• [PROMPT]:
In the material below, find each line with the word "account" and copy it.

----

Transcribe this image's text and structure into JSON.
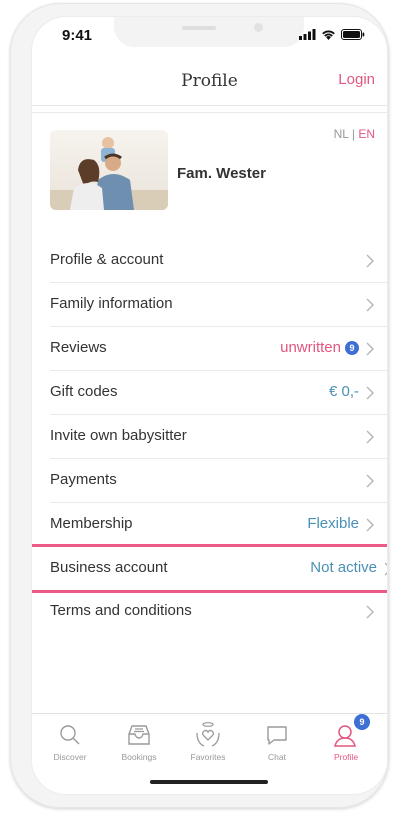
{
  "status": {
    "time": "9:41"
  },
  "header": {
    "title": "Profile",
    "login": "Login"
  },
  "languages": {
    "nl": "NL",
    "sep": "|",
    "en": "EN"
  },
  "profile": {
    "name": "Fam. Wester"
  },
  "menu": [
    {
      "label": "Profile & account",
      "value": ""
    },
    {
      "label": "Family information",
      "value": ""
    },
    {
      "label": "Reviews",
      "value": "unwritten",
      "badge": "9"
    },
    {
      "label": "Gift codes",
      "value": "€ 0,-"
    },
    {
      "label": "Invite own babysitter",
      "value": ""
    },
    {
      "label": "Payments",
      "value": ""
    },
    {
      "label": "Membership",
      "value": "Flexible"
    },
    {
      "label": "Business account",
      "value": "Not active"
    },
    {
      "label": "Terms and conditions",
      "value": ""
    }
  ],
  "tabs": [
    {
      "label": "Discover",
      "icon": "search-icon"
    },
    {
      "label": "Bookings",
      "icon": "inbox-icon"
    },
    {
      "label": "Favorites",
      "icon": "heart-hands-icon"
    },
    {
      "label": "Chat",
      "icon": "chat-icon"
    },
    {
      "label": "Profile",
      "icon": "user-icon",
      "badge": "9",
      "active": true
    }
  ],
  "colors": {
    "accent": "#e2577f",
    "link": "#4a8fb5",
    "badge": "#3d6fd4",
    "highlight": "#ec5b86"
  }
}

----

• [SOLUTION FOR THIS TASK]:
      "label": "Profile & account",
      "label": "Business account",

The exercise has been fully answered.